I thought that I'd give my own comments here on the Weird Sisters as portrayed in "City of Stone" and "Avalon".

My own reason for being bothered by the change in the Sisters' portrayal between these two stories wasn't based on the fact that in "Avalon" they were working for the Archmage. What bothered me rather was the apparent change in their moral character. In "City of Stone", they talk about how revenge is wrong and every life is precious. In "Avalon", they're vengeful and consider the lives of mortals meaningless, and display this attitude even before they meet the Archmage, when they try to turn the humans into owls. They underwent what looked almost like a 180 degree turn around that I found difficult to comprehend.

The best that I could come up with as an explanation was that in "City of Stone", they didn't want Macbeth and Demona to kill each other since they needed them for the assault on Avalon, and were just doing the usual "villain speaking of virtue to achieve his or her own goals" (kind of like Shakespeare's Iago telling Othello to beware of jealousy even while secretly and deliberately sowing the seeds of jealousy in him). But while I could accept that with the simple overall statements, I found it hard to apply that to the questions that they were putting to Macbeth and Demona at the end of "City of Stone Part Four". The insight that they showed in the lives of Demona and Macbeth in speaking those questions seems to me something that one just can't fake, that would be beyond the abilities of mere clever hypocrites. That's the big reason why I have a problem with reconciling the Sisters' behavior in the different episodes.

Greg responds...

Sure, but as I've said before, there are wheels within wheels, particularly with the Sisters who represent a lot of triple goddesses and have different aspects.

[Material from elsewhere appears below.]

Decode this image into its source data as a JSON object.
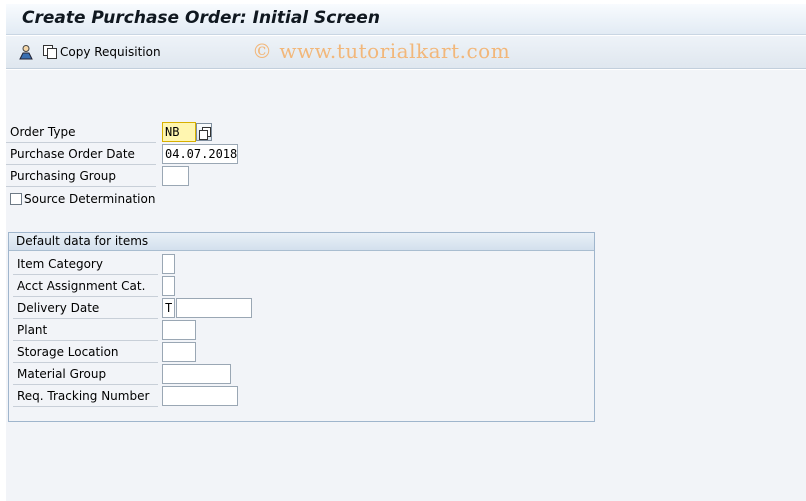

Remember: All things are true.

They are hypocrites.

But it's also not that simple.

Response recorded on August 23, 2000